▶ **How to complete this task**: Find how many lines of the listing below include the word "sylexariza", then report the number by itself.

Extracted material: Begin

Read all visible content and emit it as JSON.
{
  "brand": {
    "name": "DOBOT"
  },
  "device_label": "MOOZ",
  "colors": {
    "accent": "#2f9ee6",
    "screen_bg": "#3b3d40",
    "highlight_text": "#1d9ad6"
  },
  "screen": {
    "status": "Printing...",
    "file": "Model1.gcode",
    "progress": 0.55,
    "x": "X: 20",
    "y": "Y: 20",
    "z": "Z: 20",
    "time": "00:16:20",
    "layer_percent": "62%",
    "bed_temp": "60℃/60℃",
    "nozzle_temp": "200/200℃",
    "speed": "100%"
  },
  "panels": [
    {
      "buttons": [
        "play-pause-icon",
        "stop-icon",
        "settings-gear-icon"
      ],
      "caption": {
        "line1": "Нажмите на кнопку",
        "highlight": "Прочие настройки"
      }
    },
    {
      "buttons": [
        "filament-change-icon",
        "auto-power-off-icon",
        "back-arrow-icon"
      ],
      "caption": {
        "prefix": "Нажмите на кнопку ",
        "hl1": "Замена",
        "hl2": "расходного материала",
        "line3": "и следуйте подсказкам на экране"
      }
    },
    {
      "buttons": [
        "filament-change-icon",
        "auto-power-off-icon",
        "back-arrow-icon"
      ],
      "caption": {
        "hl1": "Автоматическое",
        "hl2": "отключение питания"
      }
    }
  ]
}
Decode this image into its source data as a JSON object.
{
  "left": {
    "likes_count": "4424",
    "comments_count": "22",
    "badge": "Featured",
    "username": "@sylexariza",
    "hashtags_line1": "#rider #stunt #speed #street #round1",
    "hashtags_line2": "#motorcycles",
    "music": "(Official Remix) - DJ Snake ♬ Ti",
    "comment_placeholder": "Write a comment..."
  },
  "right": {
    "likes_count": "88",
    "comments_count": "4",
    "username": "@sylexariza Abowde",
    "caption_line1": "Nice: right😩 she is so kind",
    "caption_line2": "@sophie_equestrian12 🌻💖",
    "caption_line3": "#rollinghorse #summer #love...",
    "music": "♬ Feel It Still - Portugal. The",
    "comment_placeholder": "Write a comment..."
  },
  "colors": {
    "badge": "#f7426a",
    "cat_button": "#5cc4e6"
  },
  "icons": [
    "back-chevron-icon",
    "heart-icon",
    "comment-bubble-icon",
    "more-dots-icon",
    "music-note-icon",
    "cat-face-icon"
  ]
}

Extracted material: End

▶ **Written reply**: 2